How would you describe someone to another person who has never met them? Sure you can define their character and positive traits. It would be better to describe their facial features so the second person can locate the first person in a crowd.
When it comes to describing our ancestors, we need to use words that will help our family pick out their ancestor in photos or in a list of names that might mean little without mental images based on physical descriptions.
When describing facial features, start with the easiest to describe first – eye color. Whenever possible, don’t settle for dull words like blue and brown. Be more specific.
Once you’ve described the eye color, provide details about the eye shape. This can be challenging but give it a go.
Once you have the eyes covered, zoom out and focus on the face shape. In make-up, there are seven basic face shapes, but in writing, we can be more creative with our choices. Granted, some words are a bit inflammatory, so be careful which ones you use. In the meantime, let’s have a little fun exploring the possibilities!
Okay, pumpkinesque and marshmallow-shaped are probably not the best choices for our ancestors. I included them for laughs, to check if you were reading, and to trigger other descriptive words you could use.
I like words such as moon-round or flat.
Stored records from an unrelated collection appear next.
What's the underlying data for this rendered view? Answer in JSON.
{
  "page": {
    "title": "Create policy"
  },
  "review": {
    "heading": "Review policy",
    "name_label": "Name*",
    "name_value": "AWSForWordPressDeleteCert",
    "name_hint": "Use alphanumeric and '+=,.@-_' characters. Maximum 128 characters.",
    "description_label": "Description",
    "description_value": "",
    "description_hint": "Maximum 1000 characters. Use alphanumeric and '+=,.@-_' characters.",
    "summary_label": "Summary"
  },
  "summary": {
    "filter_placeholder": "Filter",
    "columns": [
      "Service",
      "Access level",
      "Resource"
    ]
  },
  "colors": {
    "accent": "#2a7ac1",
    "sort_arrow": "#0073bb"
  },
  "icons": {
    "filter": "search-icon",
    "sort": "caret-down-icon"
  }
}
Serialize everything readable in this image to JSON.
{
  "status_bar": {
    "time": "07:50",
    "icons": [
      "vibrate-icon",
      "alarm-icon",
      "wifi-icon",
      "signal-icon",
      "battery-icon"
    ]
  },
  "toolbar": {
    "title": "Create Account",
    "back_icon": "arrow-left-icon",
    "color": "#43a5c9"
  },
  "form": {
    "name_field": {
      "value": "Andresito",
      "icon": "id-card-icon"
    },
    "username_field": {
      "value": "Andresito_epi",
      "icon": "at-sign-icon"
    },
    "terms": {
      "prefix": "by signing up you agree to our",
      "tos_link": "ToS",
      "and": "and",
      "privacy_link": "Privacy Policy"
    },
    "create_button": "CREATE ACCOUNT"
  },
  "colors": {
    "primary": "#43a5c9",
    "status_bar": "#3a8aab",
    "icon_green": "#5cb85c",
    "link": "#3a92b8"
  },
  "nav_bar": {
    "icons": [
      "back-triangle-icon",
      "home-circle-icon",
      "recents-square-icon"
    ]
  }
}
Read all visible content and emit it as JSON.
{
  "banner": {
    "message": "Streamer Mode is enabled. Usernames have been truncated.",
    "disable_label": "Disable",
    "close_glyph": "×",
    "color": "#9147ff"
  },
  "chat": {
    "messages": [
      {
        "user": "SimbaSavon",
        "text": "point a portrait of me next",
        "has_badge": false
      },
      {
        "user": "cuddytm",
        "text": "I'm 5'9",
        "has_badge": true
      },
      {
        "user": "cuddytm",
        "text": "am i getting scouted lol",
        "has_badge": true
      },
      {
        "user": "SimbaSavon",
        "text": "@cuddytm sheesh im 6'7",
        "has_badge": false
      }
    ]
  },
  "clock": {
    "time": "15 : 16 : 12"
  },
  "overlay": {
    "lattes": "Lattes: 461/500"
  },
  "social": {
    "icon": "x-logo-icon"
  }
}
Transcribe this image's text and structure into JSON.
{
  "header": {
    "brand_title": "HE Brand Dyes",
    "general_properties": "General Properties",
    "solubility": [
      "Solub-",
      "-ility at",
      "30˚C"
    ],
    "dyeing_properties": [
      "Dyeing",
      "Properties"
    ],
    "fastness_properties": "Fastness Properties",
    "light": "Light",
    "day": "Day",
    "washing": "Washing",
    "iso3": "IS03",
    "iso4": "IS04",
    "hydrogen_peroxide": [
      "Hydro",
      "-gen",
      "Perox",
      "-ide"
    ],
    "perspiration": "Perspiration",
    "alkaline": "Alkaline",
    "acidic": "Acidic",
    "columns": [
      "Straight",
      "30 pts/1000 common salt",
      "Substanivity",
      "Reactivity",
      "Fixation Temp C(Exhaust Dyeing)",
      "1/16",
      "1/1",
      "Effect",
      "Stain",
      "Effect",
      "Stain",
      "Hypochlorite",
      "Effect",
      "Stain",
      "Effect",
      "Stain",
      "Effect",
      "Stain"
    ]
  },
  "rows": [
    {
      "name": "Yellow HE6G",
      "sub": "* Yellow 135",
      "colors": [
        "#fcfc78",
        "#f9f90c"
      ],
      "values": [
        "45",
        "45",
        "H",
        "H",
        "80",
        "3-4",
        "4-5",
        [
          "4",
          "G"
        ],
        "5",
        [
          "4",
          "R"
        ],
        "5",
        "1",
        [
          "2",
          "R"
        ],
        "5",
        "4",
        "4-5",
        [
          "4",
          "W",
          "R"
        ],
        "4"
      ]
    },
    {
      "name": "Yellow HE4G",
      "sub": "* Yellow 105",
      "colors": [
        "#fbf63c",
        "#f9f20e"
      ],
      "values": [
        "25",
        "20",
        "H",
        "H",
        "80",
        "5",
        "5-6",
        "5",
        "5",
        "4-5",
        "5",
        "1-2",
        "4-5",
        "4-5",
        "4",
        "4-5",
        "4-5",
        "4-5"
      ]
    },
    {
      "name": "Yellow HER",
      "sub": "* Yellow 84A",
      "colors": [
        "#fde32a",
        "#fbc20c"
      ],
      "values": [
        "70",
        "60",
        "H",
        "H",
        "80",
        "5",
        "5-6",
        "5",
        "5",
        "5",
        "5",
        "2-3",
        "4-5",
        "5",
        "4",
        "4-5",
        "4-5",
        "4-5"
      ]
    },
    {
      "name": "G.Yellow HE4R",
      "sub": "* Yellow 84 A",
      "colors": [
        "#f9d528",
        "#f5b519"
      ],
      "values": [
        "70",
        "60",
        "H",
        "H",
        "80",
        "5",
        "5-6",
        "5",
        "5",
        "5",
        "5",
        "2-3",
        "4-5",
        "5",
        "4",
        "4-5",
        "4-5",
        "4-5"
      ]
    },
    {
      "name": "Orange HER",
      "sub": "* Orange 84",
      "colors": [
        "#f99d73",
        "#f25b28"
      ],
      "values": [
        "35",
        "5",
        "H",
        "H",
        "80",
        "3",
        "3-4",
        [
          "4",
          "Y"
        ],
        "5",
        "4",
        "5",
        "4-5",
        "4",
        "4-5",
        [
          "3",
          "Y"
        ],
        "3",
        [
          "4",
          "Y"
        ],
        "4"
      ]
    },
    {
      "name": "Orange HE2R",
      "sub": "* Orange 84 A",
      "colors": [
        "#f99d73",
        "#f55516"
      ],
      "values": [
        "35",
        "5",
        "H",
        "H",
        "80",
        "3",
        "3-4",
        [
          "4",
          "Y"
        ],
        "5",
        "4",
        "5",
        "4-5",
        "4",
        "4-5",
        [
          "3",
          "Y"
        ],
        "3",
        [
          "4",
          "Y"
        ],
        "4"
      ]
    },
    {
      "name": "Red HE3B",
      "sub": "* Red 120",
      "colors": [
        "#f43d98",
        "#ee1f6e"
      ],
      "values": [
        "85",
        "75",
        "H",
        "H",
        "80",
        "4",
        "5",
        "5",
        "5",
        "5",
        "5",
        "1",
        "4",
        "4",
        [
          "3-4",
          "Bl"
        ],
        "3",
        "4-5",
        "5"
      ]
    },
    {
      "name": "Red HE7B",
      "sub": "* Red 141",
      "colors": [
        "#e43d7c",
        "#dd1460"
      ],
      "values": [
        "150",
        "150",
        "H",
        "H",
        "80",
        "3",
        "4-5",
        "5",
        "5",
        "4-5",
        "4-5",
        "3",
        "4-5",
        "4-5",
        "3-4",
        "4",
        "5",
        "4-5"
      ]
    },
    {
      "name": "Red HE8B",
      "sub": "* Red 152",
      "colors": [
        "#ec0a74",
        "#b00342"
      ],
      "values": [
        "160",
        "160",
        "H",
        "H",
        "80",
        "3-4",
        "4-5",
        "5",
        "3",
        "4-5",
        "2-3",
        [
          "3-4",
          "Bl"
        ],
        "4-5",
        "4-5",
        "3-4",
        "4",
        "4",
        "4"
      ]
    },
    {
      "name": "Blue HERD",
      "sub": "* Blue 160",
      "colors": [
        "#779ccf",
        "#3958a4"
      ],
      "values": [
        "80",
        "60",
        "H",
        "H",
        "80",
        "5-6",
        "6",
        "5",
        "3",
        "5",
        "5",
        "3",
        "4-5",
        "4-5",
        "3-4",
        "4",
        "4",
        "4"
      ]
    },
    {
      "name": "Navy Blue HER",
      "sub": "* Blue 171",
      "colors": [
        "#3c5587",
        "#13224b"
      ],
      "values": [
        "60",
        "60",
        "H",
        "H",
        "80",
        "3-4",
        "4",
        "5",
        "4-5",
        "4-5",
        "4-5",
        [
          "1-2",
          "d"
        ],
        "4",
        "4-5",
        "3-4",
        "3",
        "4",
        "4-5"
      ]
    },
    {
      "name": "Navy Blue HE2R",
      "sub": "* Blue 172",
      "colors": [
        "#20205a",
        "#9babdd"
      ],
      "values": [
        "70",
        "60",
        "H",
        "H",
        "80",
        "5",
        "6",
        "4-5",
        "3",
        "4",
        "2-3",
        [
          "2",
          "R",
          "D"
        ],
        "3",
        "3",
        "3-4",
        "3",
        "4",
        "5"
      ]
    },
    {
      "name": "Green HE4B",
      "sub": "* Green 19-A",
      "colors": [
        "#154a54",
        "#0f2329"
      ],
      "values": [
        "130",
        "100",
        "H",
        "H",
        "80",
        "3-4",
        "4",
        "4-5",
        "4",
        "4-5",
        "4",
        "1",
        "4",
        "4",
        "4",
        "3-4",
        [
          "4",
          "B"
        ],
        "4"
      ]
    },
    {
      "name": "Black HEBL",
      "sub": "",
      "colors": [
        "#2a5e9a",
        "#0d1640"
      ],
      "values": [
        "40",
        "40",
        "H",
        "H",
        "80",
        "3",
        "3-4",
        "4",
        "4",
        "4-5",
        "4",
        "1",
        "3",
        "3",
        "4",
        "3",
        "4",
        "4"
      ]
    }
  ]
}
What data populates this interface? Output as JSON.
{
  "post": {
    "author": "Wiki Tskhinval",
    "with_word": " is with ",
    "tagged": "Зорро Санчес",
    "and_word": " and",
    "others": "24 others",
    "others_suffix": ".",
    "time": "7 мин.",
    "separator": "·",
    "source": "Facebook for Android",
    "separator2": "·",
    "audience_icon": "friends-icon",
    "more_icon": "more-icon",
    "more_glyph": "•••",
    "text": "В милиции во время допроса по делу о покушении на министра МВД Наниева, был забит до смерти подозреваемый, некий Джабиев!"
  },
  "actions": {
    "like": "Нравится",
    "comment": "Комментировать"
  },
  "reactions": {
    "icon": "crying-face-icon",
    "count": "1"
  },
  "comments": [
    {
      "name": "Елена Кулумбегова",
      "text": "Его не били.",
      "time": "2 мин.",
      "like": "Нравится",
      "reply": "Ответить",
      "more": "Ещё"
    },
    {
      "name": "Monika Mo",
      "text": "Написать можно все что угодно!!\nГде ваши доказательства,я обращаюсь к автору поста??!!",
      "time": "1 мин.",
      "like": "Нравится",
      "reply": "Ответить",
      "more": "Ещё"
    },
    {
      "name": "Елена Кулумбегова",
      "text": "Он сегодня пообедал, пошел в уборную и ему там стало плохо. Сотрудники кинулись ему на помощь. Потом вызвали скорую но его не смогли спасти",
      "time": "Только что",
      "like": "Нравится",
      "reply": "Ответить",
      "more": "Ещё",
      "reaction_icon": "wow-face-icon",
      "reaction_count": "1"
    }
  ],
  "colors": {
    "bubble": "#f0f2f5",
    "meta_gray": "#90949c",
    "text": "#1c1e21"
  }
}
I especially when like these words when combined with another adjective such as broad, moon-round or narrow, flat face.
Next move on to Skin color and texture. It’s not enough to say white or black. That does nothing to account for the spectrum of skin colors, but also take into account the texture of the skin.
Many photographs can provide a hint as to the skin color and complexion of an individual. Isn’t umber, baby-soft a better way to describe dark, soft skin? I think so.
One final feature of facial descriptions is the hair, especially on men in past generations. Choosing the right words about the hairy side of a face can nail down a written portrayal of a man.
Five o’clock shadow
Give it a go. Describe the mug of the man or woman you call ancestor. When you do, put a link in the comments to your blog post, Facebook postings or Instagram photo with your description.
Once again, the essential thing to remember when describing your ancestor is to do your best to help paint a picture for your readers. If someone disagrees with your word choice, tell them to go write their own story!
What great words have you used to describe your ancestor? Be sure to add yours or share the description in the comments section. Further Reading – Describing Our Ancestors Series: